Her pension is just 150 euro, the woman told reporters of the civic movement “I don’t pay” and an activists group that illegally re-connected the power. An elderly living in modern Middle Ages in Patissia district of Athens, an area considered to be almost downtown.
Underlining that with her thin income she was unable to pay her debt to PPC, the woman explained how she lived in her one-bedroom home for a long period of time: No fridge, no heating, no shower, no light at night.
Video: (in Greek) starts with migrant neighbor…
“We are back in the Middle Ages, I am ashamed to be Greek,” the woman told the camera crew. In outrage are also her neighbors who try to help her whenever and whatever they can. “she has been getting her meals at the soup kitchen of the local church,” a neighbor said expressing her outrage that no state official takes cares of elderly citizens.

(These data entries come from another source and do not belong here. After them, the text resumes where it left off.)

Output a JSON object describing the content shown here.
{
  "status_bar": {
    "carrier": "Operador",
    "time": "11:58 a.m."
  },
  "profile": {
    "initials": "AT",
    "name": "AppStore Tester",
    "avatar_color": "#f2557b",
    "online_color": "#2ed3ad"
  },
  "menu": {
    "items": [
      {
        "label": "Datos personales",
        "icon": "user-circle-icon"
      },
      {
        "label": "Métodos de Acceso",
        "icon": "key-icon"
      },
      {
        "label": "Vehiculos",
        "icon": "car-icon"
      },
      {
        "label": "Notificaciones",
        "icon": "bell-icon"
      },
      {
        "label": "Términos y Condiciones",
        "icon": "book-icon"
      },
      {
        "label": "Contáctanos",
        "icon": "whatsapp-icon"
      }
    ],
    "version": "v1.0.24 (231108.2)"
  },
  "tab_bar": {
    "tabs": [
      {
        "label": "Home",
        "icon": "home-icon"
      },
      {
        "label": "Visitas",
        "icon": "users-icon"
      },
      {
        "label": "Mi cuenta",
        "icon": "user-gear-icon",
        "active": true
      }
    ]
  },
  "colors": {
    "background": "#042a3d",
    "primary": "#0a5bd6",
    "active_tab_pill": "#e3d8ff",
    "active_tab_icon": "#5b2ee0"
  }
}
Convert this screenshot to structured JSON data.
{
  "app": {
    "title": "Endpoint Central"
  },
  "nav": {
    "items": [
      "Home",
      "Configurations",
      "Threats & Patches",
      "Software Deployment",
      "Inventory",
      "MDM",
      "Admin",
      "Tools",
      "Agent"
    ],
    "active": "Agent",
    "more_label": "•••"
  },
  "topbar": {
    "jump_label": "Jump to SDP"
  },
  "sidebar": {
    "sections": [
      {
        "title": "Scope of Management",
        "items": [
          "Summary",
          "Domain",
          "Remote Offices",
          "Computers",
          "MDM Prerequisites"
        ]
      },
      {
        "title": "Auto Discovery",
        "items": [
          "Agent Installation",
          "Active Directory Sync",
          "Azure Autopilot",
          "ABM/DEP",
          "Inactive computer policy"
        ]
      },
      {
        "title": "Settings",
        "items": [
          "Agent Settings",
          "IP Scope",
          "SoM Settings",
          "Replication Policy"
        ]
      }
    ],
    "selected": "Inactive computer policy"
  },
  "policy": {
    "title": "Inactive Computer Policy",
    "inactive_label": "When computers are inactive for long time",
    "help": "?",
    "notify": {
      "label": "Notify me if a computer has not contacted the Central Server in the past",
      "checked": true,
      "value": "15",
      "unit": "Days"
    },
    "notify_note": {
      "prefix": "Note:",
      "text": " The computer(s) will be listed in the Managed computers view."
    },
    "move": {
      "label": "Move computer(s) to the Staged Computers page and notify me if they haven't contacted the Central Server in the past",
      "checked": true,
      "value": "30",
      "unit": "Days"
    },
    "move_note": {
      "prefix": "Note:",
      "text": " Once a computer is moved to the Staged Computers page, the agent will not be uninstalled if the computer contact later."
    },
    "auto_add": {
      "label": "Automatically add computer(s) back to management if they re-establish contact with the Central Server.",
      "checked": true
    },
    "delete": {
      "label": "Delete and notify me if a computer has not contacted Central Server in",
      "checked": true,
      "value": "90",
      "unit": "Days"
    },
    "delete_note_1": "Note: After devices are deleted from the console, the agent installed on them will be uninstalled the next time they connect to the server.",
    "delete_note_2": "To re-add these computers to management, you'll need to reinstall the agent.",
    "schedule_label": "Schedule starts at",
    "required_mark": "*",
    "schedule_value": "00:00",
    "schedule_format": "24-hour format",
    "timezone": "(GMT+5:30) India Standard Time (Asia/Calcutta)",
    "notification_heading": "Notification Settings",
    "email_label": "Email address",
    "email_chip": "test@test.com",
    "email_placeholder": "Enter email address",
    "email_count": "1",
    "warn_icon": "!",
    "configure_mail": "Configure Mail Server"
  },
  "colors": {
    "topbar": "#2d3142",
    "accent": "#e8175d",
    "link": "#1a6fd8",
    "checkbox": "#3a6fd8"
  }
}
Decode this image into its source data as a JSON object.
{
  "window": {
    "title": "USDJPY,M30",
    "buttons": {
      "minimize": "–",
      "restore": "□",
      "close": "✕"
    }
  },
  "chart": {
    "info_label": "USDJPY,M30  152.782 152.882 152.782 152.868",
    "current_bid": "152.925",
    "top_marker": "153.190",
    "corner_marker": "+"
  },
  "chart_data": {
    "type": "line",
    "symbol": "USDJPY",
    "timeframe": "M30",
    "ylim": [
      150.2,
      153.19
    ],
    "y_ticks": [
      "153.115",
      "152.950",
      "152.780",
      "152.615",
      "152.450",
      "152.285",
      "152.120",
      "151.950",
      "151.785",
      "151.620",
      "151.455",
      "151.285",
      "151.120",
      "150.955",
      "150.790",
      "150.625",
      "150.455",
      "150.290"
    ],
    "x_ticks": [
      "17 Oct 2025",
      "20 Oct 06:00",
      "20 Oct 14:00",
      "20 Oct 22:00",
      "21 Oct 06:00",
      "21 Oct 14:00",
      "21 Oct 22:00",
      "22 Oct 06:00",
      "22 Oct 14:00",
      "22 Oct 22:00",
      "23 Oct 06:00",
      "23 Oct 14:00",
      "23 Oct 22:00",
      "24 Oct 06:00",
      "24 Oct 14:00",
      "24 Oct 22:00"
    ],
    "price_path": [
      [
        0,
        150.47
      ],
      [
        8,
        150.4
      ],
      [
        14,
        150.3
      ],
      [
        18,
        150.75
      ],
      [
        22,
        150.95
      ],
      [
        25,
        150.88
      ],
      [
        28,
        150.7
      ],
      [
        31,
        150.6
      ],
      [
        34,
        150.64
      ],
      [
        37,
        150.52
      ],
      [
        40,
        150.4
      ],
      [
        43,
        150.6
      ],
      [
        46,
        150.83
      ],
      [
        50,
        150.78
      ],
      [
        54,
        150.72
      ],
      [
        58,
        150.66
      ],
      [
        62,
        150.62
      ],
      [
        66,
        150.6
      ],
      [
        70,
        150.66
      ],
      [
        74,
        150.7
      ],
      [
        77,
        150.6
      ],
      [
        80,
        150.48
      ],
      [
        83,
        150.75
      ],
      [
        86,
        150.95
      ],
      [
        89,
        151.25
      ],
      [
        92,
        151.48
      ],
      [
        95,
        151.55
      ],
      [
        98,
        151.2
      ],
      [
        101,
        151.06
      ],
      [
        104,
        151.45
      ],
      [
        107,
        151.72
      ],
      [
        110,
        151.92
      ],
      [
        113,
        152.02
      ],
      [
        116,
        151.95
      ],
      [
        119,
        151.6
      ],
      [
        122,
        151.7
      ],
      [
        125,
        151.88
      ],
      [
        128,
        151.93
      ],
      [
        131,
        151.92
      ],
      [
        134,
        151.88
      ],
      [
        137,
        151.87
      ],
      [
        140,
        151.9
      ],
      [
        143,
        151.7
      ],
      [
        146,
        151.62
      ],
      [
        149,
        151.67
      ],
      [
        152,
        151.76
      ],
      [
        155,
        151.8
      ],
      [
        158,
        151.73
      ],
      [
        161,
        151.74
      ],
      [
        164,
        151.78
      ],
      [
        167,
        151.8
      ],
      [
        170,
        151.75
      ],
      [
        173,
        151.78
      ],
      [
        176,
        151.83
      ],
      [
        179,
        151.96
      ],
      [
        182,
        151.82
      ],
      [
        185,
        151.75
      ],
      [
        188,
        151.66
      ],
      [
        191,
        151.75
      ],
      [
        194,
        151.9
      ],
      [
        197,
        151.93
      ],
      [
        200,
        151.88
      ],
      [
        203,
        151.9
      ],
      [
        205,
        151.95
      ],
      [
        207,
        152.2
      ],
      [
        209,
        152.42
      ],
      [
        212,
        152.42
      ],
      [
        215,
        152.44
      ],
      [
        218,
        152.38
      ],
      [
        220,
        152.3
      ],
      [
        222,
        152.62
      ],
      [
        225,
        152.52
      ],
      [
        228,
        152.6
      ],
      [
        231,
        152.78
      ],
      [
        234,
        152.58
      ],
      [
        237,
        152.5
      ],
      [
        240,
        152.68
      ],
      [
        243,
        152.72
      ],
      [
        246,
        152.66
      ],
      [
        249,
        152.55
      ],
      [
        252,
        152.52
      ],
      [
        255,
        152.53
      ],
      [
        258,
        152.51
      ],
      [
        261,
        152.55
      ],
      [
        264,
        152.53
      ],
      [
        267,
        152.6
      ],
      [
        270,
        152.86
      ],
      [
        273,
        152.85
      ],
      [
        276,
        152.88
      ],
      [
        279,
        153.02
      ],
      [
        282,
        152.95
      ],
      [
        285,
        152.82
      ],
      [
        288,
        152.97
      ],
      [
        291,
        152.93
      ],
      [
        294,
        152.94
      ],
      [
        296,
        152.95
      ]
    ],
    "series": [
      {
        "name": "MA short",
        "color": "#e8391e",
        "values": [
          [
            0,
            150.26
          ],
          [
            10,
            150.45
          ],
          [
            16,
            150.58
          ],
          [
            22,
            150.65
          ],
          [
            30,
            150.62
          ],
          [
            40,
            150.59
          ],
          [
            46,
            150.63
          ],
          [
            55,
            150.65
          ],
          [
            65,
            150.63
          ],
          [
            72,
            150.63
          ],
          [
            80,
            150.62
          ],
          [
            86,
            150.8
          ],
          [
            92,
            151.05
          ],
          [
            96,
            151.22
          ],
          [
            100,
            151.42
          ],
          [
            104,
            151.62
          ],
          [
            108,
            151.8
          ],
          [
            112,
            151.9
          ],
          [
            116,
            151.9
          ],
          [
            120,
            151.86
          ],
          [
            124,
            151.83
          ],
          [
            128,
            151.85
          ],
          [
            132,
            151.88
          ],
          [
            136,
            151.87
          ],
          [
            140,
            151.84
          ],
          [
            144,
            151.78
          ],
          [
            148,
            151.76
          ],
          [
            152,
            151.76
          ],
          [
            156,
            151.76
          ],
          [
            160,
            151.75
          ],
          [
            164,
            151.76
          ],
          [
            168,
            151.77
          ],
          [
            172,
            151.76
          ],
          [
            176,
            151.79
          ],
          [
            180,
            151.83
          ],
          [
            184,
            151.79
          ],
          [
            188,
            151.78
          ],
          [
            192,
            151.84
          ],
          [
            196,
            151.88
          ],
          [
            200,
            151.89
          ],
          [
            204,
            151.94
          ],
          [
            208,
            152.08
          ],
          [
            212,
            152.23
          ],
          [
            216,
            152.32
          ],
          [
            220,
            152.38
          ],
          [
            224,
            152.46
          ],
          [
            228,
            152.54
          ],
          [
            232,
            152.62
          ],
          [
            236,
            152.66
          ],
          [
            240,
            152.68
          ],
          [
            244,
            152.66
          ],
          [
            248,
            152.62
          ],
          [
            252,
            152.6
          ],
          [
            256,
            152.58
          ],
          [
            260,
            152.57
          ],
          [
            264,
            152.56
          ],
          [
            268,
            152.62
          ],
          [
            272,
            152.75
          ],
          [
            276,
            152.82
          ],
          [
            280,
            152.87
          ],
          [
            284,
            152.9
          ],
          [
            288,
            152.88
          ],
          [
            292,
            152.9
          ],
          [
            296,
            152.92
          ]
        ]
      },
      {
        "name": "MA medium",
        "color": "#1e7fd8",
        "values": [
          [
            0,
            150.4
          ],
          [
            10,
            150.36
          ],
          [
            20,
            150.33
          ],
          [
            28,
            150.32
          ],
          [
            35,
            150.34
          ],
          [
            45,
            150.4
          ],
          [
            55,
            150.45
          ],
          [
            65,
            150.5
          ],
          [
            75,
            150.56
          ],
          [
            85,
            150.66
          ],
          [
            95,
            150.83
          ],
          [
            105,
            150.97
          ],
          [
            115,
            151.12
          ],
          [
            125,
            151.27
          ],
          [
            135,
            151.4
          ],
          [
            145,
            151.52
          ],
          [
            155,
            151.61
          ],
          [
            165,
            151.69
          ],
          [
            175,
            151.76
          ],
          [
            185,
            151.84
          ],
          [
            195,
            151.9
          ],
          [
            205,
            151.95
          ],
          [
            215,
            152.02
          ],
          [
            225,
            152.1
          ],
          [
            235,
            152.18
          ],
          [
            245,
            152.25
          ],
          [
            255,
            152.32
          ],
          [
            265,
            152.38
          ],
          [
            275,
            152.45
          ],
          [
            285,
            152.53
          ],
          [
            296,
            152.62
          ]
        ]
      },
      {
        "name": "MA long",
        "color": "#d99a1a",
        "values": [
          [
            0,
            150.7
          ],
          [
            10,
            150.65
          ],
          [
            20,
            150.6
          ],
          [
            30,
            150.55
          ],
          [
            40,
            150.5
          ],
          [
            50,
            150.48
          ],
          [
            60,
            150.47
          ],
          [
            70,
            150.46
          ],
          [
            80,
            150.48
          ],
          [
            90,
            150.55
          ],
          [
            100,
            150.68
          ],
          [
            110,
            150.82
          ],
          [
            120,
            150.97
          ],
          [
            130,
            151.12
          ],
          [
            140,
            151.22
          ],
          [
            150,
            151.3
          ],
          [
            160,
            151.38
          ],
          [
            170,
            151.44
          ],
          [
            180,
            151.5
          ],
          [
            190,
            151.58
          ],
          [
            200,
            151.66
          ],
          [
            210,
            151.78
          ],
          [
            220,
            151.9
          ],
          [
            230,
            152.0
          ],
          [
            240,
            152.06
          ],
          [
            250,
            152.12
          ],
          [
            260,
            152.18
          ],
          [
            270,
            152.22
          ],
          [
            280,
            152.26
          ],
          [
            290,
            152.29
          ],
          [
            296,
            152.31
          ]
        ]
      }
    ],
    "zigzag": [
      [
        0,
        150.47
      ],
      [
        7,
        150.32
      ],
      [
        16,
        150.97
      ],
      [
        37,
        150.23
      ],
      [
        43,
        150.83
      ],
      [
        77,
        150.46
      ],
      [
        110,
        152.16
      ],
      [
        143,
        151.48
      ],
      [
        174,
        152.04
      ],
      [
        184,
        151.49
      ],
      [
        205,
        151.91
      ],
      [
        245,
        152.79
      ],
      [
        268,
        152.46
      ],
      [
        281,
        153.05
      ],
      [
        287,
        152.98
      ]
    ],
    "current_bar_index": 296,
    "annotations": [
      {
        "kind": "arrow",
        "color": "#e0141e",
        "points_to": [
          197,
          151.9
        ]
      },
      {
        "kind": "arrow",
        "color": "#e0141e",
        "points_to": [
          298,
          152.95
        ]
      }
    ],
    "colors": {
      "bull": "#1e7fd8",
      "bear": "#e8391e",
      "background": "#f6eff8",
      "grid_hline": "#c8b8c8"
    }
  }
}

The 80-year old has spent many hours of the cold winter days seeking shelter at the shop of a neighbor, a migrant. “She comes here often, cooks maybe a meal on the camping gas or has with us a cup of tea,” the shop owner said in broken Greek. Every day, desperate people form long queues at the PPC branches trying to make an arrangement and pay their debts. “They come desperate mood and beg,because they can’t pay the 40% of the debt needed for the arrangement,” a PPC employee told magazine lifo.gr. According to CEO of Greek Public Power Company, 30,000 households and shops have electricity supply cut due to debts every month. Electricity bills skyrocketed since last year, when the Finance Ministry added the the several hundred-euro “emergency property tax” to the bills already containing extra fees and other property taxes with the effect that low and impoverished middle-classes cannot pay them anymore. http://www.keeptalkinggreece.com